Greenblatt was among aides to Trump who have repeatedly traveled to Cuba, Bloomberg Businessweek reported in July. When Trump was asked by CNN in March if he’d be interested in opening a hotel in Cuba, he said: “I would, I would — at the right time, when we’re allowed to do it. Right now, we’re not.”
In September, Newsweek reported that a company controlled by Trump spent $68,000 on a 1998 business trip to Cuba.
Trump said this week he would be leaving his business “in total” and is drawing up legal documents to confirm the separation, which he plans to outline at a Dec. 15 news conference with his children.
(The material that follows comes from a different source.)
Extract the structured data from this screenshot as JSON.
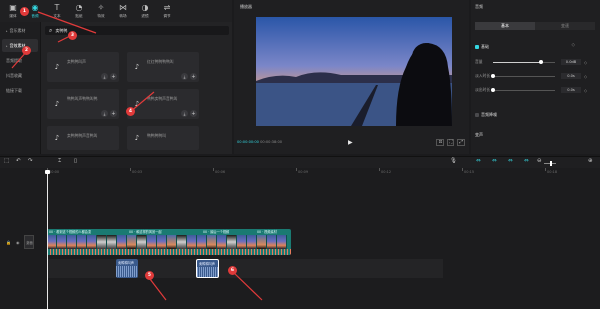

He hasn’t said whether he plans to sell or give his business to his children or only hand over management of the Trump Organization to them while he’s president.
(Updates with Trump Organization comment in fourth paragraph.)
With assistance from Caleb Melby To contact Bloomberg News staff for this story: Stephanie Baker in London at firstname.lastname@example.org, Sharon Smyth in London at email@example.com. To contact the editors responsible for this story: David Gillen at firstname.lastname@example.org, Ethan Bronner, Stephen Merelman
©2016 Bloomberg L.P. This article was written by Stephanie Baker and Sharon Smyth from Bloomberg and was legally licensed through the NewsCred publisher network.